Men

“I couldn’t run as fast as I could eat”- Charles

Listen to Charles’ Experience Podcast

It Took Two

My therapist suggested Overeaters Anonymous during an appointment. I responded with a rough equivalent of “thank you for sharing.” I figured I was okay now that I had lost a lot of weight, but really it was just the low end of a yo-yo loss and gain. (MORE)

After several months of compulsive overeating leading up to a terrifying gain of one pound (.5 kg) per day during the holidays, I was convinced finally to heed her suggestion.

 

My very first meeting was in a local church basement. About twenty-five women and one other guy and I were seated in a circle. I did not know what to say so I listened. I heard enough to feel comfortable introducing myself and say this was my first meeting. The members were very welcoming and encouraged me to return. It turned out to be the gateway to my recovery. I listened to the call to keep coming back.

It was at my second meeting at another location where my mind was opened. What I heard amazed me. Members discussed what they used to do with food. I thought I was the only one who did such crazy things. They gave me hope as they talked about the weight they lost and the joy they found when working the OA recovery program. What sealed the deal was when a gentleman introduced himself and said he would be my sponsor. He not only introduced me to abstinence and a healthful food plan but also led me on my first journey of the Twelve Steps. His willingness to reach out to a stranger and give of himself not only saved my life but launched a recovery that has given me a good life beyond what I could comprehend at the time.

I am forever grateful to the people in my first two meetings who introduced me to the possibility of freedom from the pain of compulsive overeating. Newcomers are encouraged to try six meetings to decide if OA is for them, but it took just two meetings for me to know. Many years and a couple thousand meetings later, OA is still for me. – reprinted from Lifeline

 

“I’m not thinking about food all the time.” – Bob

Listen to Bob’s Story Podcast

OA Men and Other Minorities

When I started in OA years ago, I was usually the only man at meetings. That’s still true today. I’m not sure why, because many men share our disease. (MORE)

I’ve heard that most men don’t come to Twelve-Step programs by choice, but because they have received an ultimatum by a doctor, wife, boss or judge. They are told to stop their compulsive behavior or lose their freedom, job, marriage or life. But our society doesn’t have laws against overeating.
Wives and employers seldom connect family and work problems to our disease. Those of us who are seriously obese receive plenty of advice from doctors and others about losing weight but are rarely referred to OA.

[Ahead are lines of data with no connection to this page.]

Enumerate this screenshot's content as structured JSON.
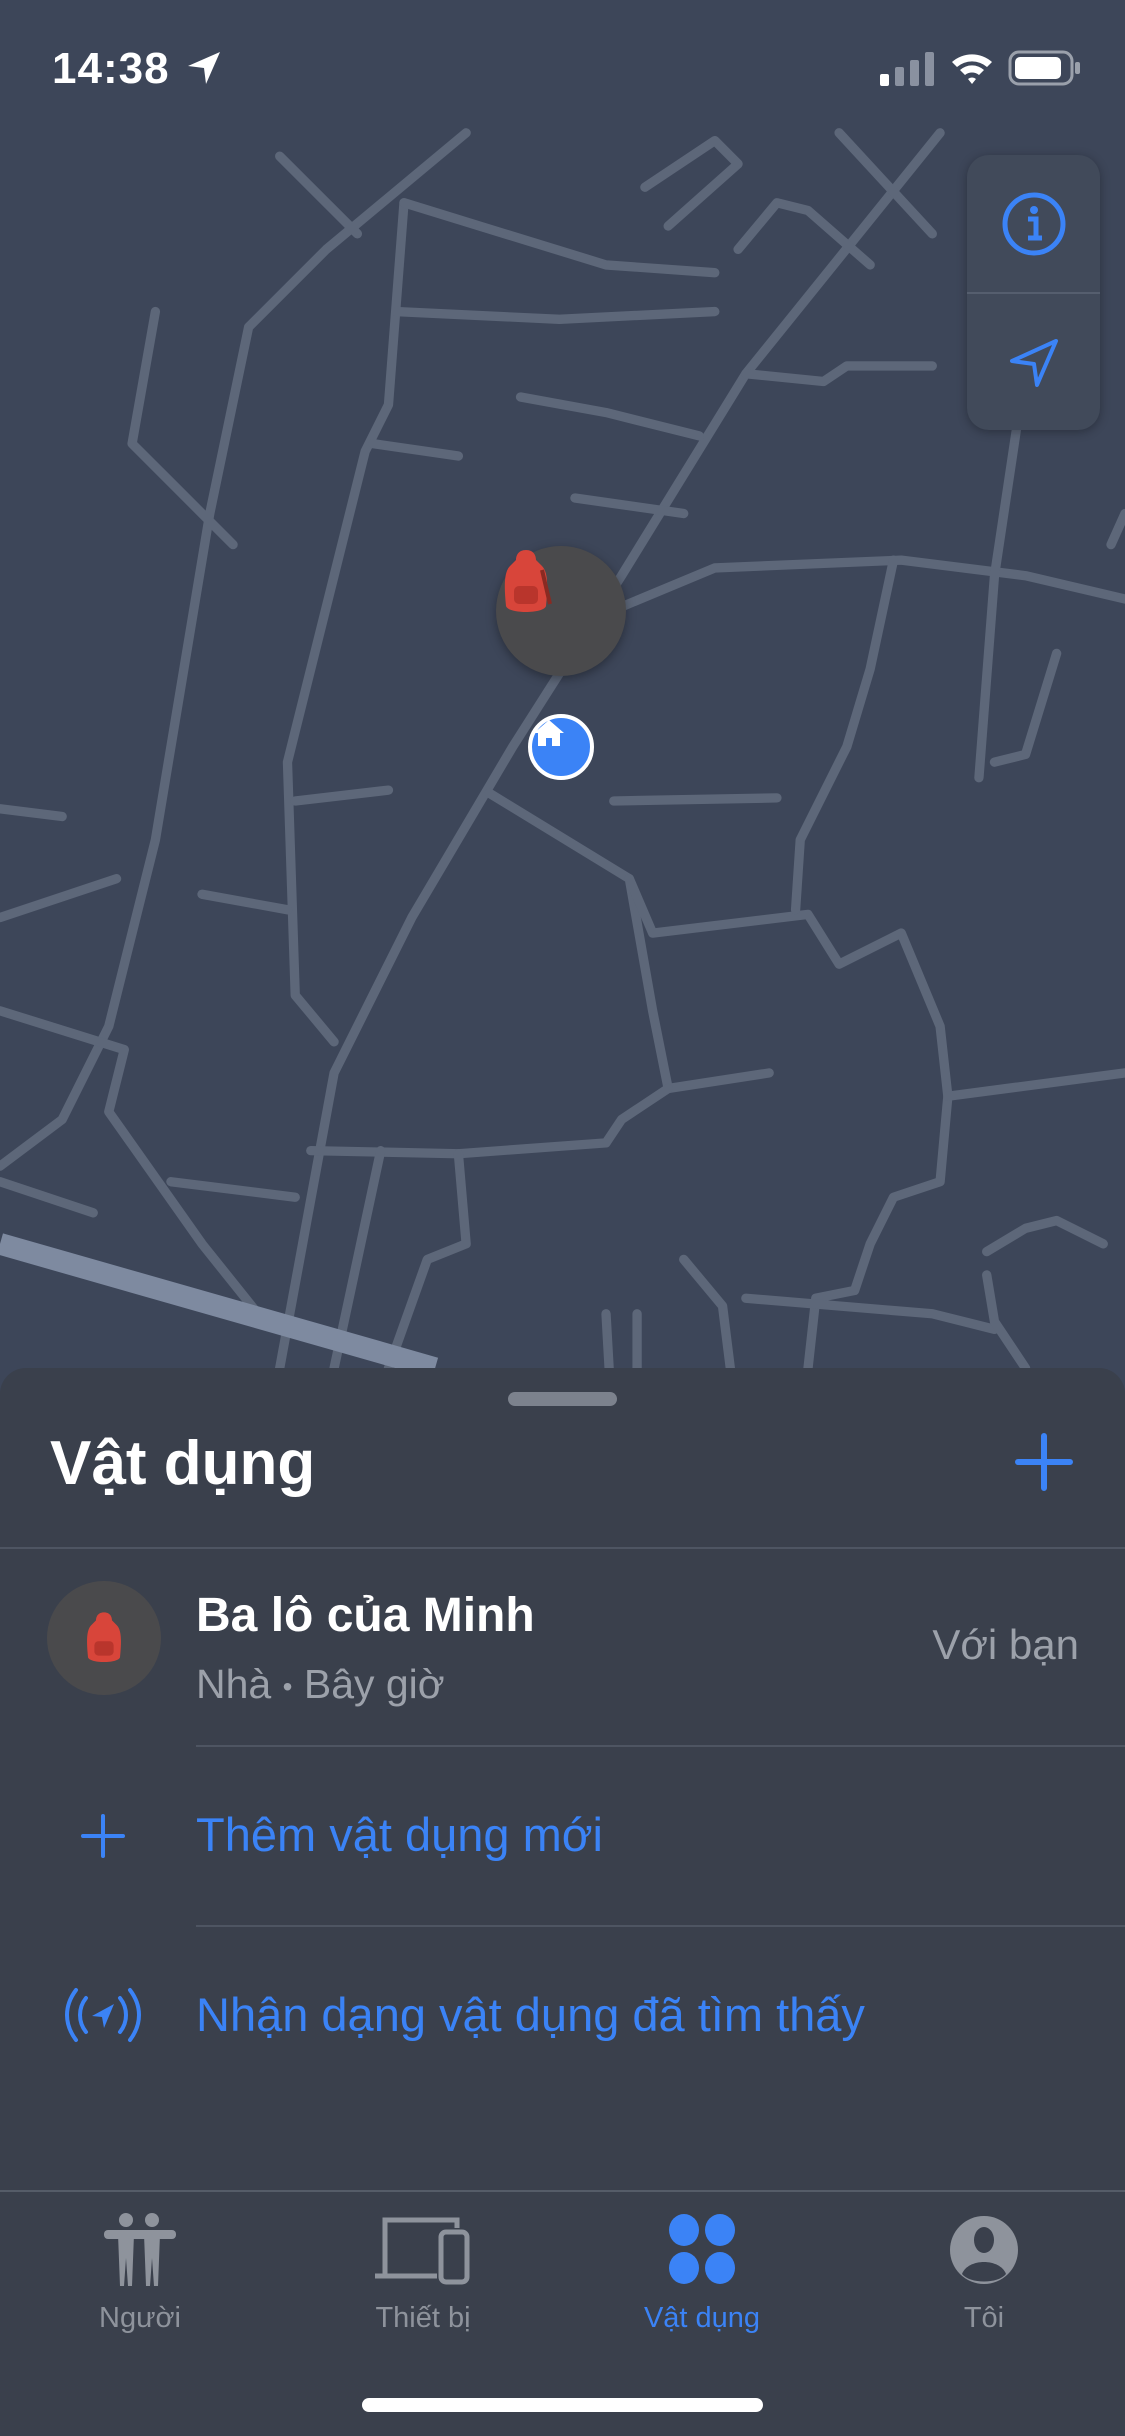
{
  "status_bar": {
    "time": "14:38",
    "icons": [
      "location-arrow-icon",
      "signal-icon",
      "wifi-icon",
      "battery-icon"
    ]
  },
  "map": {
    "controls": [
      "info-icon",
      "location-arrow-icon"
    ],
    "pins": [
      {
        "item": "backpack-icon"
      },
      {
        "item": "home-icon"
      }
    ]
  },
  "sheet": {
    "title": "Vật dụng",
    "add_icon": "plus-icon",
    "items": [
      {
        "name": "Ba lô của Minh",
        "location": "Nhà",
        "separator": "•",
        "time": "Bây giờ",
        "status": "Với bạn",
        "icon": "backpack-icon"
      }
    ],
    "actions": [
      {
        "label": "Thêm vật dụng mới",
        "icon": "plus-icon"
      },
      {
        "label": "Nhận dạng vật dụng đã tìm thấy",
        "icon": "identify-item-icon"
      }
    ]
  },
  "tabs": [
    {
      "label": "Người",
      "active": false
    },
    {
      "label": "Thiết bị",
      "active": false
    },
    {
      "label": "Vật dụng",
      "active": true
    },
    {
      "label": "Tôi",
      "active": false
    }
  ],
  "colors": {
    "accent": "#3b83f6",
    "map_bg": "#3d4659",
    "sheet_bg": "#3a404c"
  }
}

I felt uncomfortable at first being the only man in an OA meeting. I wondered if the women were judging me, and I was uncertain about the rules. Later I realized I had felt similarly when I started another Twelve-Step program, and mostly men attended that one. Fortunately, people in OA greeted me as a newcomer, gave me suggestions and made me feel welcome. Thanks to the motivation of desperation, I was willing to do whatever I was told. Soon I met the handful of other guys in OA in this area and became close friends with several of them. We helped each other learn that men can work on emotional issues, too.

I found it helpful to learn about recovery mostly from women. I think the emotional aspect of compulsive overeating is a bigger factor than in other compulsive behaviors. I cannot just stop using my drug of choice. Much of my overeating has been to numb unpleasant feelings. As a guy, I thought I had learned to ignore feelings and to focus on logic and action. I learned in OA that beneath my denial, emotions drove my actions. In OA I learned about the importance of feelings as signs of whether I was on the right spiritual path. I have found my OA sisters to be helpful guides to the wonderful world of feelings.

Not only men feel out of place in OA. Bulimics have told me they have felt out of place in OA because they thought our program was only about losing weight. This seems to be even more so for anorexics. Young people can also feel out of place, as can racial and ethnic minorities.

Having been in the program a while, I feel responsible for reaching out to other men in OA, especially newcomers. I think our intergroups could ask people to work with groups who may feel they don’t fit in. Ideally, a bulimic could help the bulimic newcomers. However, we don’t have to be just alike to help one another. If I had had to wait until I ran into another OA man before I found help, I would not have stayed in this program. Fortunately, the ladies of OA greeted me warmly from my first day. – reprinted from Lifeline

Listen To the Man Who Wants to Stop Compulsive Overeating, Welcome. Podcast or buy here.